I can clearly imagine this distinction by examining the book on the desk before me. It is paperback and bound in glue; its words have been typed in black ink upon white paper; its cover is of a distinct green. While I continue to stare at it, studying its myriad of details, the book continues to deliver to me powerful impressions, and it doesn’t take any effort to remind myself of those qualities that the book possesses because it remains in my gaze. Now, removing it from my sight, I am no longer receiving those impressions which made the book so vivid and strong in my mind. To envision it within my mind, I instead rely upon the fleeting ideas that I have of the book. Obviously, these are far less powerful and vivid when the object of my thoughts has been separated from my senses. It is in this manner that ideas are derived, or copied, from impressions.
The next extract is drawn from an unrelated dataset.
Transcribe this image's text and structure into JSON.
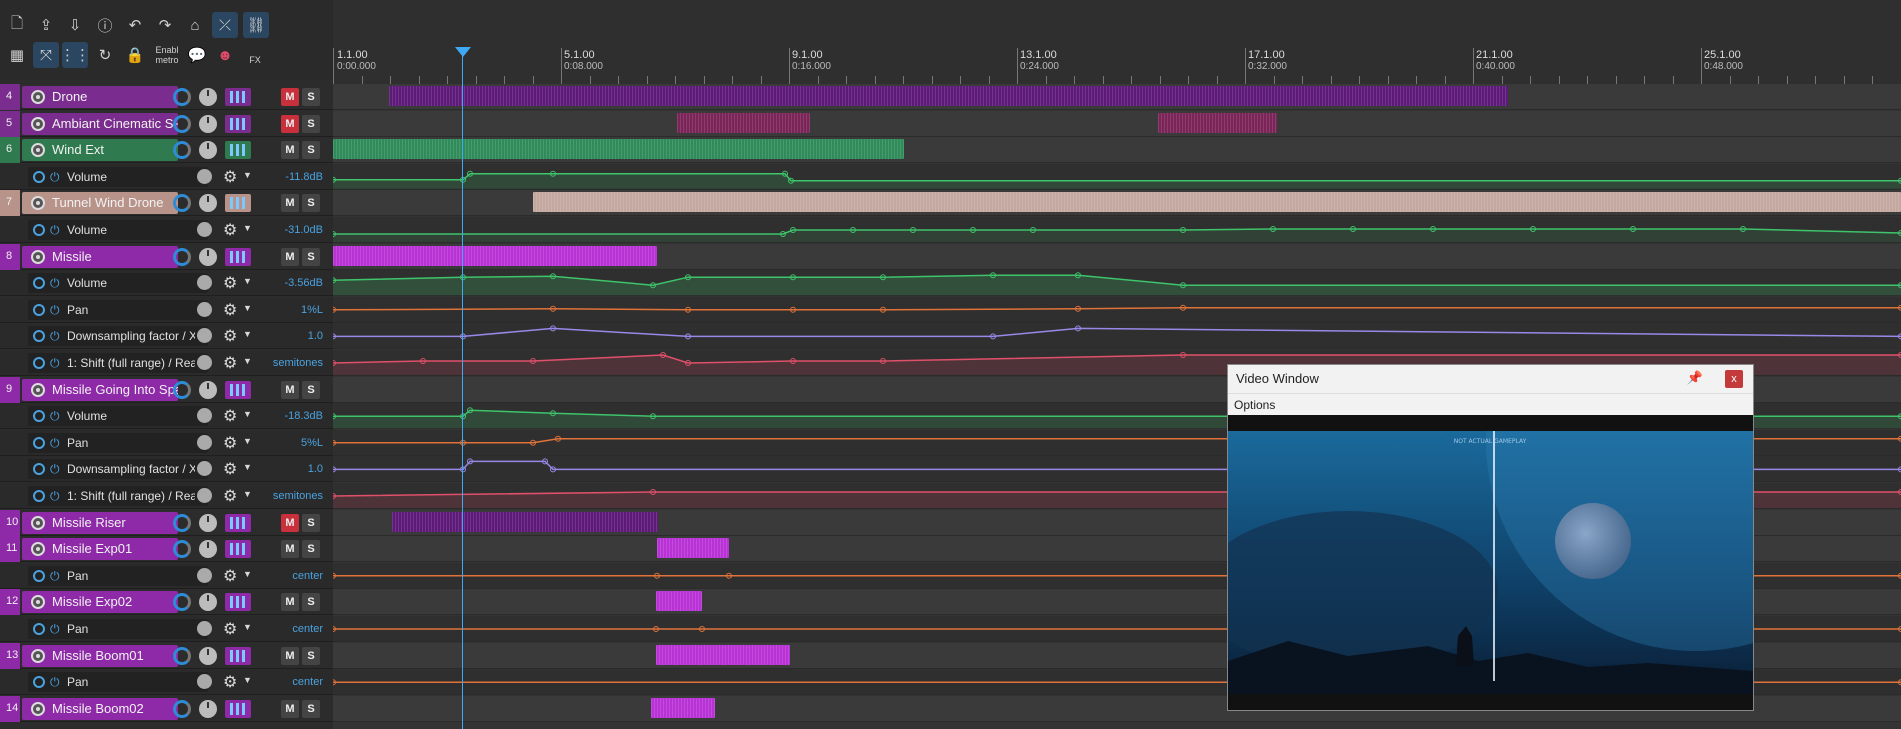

Hume adds yet a further division to these perceptions, however, by enumerating what he calls simple and complex perceptions. The most readily understandable difference between these is nothing more than their respective divisibility. "Simple perceptions or impressions and...